I milled flats at 60 degree intervals and drilled 4mm clearance holes for the centre PTFE sleeves of the N sockets, and tapped 3mm mounting holes. I made 4mm tapped holes and 16mm clearance plus a stepped indent for the 7-16 DIN socket.
Had to shorten the cap screws by screwing them into a tapped plate, bandsawing them off and touching them on the grinder.
To ensure the centre conductor was exactly in the correct position for drilling and soldering, I made up some spacers, which were pushed in to the groove. I set up some springy wire to ensure the tube was held in tension and then clamped the spacers with some 2 inch Kant Twist clamps.
Spacer detail – 19.4 mm wide, 6.05 mm slot, 5mm thick, 18.5mm high to fit 17.3mm groove.
Spacer in place, ready to clamp
The 2mm tubes were soldered to the each of the sockets and cut to length.

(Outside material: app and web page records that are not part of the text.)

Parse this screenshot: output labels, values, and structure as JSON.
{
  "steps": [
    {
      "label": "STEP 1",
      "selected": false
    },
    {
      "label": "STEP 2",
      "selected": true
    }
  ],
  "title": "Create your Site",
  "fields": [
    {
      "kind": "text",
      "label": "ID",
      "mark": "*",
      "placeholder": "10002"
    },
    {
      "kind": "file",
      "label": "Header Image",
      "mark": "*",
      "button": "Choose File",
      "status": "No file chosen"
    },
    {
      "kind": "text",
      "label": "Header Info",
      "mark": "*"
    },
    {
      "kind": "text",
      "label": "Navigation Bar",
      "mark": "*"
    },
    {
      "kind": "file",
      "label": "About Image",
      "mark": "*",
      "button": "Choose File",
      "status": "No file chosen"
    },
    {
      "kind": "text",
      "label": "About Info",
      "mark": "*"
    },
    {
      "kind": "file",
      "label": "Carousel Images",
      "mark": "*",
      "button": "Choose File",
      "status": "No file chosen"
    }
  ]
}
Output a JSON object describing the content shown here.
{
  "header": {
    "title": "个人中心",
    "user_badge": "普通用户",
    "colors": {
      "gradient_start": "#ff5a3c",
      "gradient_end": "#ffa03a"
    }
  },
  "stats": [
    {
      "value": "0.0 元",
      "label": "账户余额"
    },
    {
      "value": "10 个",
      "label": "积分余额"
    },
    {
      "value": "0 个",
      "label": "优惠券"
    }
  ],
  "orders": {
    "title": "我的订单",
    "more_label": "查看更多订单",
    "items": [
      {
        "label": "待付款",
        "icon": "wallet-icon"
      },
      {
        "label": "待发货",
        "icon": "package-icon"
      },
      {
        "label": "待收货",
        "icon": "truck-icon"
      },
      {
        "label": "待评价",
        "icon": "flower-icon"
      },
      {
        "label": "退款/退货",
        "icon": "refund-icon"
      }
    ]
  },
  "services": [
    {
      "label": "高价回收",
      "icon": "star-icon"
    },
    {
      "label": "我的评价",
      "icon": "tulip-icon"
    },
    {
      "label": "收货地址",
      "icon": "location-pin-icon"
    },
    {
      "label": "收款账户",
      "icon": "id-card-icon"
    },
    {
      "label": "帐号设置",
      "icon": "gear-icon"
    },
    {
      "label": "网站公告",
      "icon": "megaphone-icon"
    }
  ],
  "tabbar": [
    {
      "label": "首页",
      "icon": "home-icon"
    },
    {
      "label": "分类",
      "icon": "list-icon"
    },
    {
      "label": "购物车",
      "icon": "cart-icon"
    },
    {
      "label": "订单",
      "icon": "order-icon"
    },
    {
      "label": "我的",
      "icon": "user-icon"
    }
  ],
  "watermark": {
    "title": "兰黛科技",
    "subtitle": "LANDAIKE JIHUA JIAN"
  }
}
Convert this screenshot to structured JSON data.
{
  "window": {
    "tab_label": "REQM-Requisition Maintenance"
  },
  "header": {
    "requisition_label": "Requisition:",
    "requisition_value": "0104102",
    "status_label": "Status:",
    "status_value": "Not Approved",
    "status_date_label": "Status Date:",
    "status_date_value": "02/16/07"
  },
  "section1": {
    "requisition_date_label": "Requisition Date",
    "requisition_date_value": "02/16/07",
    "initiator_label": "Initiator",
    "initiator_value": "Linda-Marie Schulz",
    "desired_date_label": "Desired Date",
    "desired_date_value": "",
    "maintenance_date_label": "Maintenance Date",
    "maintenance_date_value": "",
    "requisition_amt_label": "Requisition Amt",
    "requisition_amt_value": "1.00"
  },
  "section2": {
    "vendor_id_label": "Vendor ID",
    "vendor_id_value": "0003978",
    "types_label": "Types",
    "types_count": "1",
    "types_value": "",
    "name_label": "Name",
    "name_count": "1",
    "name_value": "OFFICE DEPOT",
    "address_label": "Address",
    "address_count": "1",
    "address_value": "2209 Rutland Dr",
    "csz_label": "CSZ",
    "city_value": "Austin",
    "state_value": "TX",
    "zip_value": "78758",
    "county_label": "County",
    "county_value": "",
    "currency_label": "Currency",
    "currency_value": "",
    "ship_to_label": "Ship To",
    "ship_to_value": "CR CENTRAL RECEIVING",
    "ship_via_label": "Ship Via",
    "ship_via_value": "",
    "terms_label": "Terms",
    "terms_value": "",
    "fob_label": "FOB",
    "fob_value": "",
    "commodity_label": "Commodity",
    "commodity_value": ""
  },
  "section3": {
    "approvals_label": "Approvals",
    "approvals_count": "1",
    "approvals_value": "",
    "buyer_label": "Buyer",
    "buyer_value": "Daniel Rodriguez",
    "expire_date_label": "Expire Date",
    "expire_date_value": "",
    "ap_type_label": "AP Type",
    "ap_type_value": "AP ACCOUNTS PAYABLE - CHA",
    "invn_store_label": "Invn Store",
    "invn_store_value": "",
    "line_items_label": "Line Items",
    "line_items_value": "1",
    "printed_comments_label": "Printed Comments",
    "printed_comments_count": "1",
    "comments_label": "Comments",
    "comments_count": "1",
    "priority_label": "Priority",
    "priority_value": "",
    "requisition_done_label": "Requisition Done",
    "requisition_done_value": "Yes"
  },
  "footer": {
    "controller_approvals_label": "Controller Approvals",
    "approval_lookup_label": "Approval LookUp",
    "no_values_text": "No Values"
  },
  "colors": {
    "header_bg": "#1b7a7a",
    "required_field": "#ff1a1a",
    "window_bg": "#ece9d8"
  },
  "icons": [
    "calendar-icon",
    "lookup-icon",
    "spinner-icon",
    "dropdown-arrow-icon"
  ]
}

The tube was drilled through the socket centre hole. The 2mm tubes were pushed through and cut to length, then soldered to the ring.
Should really have filed the solder flat.
I tapped 5mm mounting holes underneath at 135mm spacing.
Top view without the lid.
and with the lid bolted in place
Firs measurements show the balance is OK to 0.3dB from 1240 to 1370MHz. With 15dBm in, I got 12.15 from one port and 11.85 from the other, with -15.6dBm from the dump port
With all three Ns terminated in 50 ohms and +15dBm on the DIN, I saw -35.6dB at the dummy load port at 1296MHz and 26.4dB at 1306MHz.
Input return loss to the DIN port was worse than I expected, at 17.3dB from 1240 to 1370MHz. I need to investigate that more closely.
Removing one of the 50 ohm loads, the level at the dump port rose to +10.22dBm
I have not tested the input RL at the two 0-degree ports yet.
The calculated impedance of the coax cavity is around 70.8 ohms according to ATLC2